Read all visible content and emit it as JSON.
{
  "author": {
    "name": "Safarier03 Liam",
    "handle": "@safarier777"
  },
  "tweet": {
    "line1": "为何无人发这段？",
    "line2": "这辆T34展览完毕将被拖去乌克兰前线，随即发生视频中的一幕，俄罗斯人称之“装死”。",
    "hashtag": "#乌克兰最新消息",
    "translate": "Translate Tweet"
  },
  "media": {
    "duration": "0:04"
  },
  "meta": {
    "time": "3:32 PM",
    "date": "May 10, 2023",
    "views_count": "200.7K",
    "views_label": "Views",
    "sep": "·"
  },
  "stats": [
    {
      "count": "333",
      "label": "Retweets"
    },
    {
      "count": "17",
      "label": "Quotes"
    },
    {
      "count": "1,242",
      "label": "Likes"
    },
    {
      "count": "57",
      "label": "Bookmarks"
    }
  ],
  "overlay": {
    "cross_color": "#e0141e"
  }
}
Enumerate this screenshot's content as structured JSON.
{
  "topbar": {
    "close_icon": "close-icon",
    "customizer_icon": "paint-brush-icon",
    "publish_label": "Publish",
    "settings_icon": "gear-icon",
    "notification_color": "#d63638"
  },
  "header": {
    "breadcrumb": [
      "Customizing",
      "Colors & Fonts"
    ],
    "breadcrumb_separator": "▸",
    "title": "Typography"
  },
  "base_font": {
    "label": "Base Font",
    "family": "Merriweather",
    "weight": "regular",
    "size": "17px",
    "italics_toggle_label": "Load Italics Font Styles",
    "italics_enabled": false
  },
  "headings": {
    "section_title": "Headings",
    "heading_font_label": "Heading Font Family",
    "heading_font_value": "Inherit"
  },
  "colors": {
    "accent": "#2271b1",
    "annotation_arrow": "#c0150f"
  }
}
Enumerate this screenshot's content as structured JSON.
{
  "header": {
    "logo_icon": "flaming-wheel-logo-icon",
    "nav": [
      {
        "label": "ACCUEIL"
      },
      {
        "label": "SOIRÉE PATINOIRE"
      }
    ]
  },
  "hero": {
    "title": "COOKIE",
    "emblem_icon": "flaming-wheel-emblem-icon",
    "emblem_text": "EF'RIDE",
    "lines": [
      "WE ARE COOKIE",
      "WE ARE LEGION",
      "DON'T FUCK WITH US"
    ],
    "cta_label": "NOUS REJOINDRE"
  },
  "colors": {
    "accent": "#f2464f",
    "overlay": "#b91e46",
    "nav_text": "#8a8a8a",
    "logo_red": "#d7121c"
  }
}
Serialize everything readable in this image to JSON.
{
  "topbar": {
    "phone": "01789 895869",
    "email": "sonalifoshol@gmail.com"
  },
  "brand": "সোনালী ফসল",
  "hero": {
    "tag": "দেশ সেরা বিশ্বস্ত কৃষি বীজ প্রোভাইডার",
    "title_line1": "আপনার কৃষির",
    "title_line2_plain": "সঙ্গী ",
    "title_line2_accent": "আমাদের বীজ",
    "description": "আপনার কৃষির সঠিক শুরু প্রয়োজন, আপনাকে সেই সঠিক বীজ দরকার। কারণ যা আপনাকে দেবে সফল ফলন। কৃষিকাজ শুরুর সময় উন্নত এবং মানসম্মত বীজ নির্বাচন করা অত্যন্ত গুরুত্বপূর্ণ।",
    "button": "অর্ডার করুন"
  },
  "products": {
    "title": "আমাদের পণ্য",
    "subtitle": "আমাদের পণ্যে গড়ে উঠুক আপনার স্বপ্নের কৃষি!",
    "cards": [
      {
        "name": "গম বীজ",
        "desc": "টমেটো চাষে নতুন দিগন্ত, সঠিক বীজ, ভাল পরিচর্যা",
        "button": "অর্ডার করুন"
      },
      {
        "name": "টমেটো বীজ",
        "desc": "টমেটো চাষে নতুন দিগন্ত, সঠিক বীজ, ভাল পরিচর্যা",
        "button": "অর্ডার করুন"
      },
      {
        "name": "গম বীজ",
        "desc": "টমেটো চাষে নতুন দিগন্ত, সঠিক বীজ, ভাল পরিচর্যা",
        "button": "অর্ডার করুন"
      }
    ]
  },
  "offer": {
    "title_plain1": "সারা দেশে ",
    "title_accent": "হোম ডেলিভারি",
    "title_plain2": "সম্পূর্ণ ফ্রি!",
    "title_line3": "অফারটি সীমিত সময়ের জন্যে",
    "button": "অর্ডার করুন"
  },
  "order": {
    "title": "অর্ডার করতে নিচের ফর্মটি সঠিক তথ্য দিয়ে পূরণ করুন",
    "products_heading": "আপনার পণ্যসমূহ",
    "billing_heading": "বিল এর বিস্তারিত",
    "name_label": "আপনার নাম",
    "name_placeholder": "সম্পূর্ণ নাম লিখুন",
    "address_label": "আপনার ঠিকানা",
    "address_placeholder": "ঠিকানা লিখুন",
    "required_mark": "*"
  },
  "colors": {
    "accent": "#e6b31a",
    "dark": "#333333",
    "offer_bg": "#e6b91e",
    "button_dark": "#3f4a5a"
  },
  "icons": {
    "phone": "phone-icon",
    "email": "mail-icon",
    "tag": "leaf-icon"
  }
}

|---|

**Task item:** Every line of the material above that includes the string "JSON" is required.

**Answer:**
Read all visible content and emit it as JSON.
Enumerate this screenshot's content as structured JSON.
Enumerate this screenshot's content as structured JSON.
Serialize everything readable in this image to JSON.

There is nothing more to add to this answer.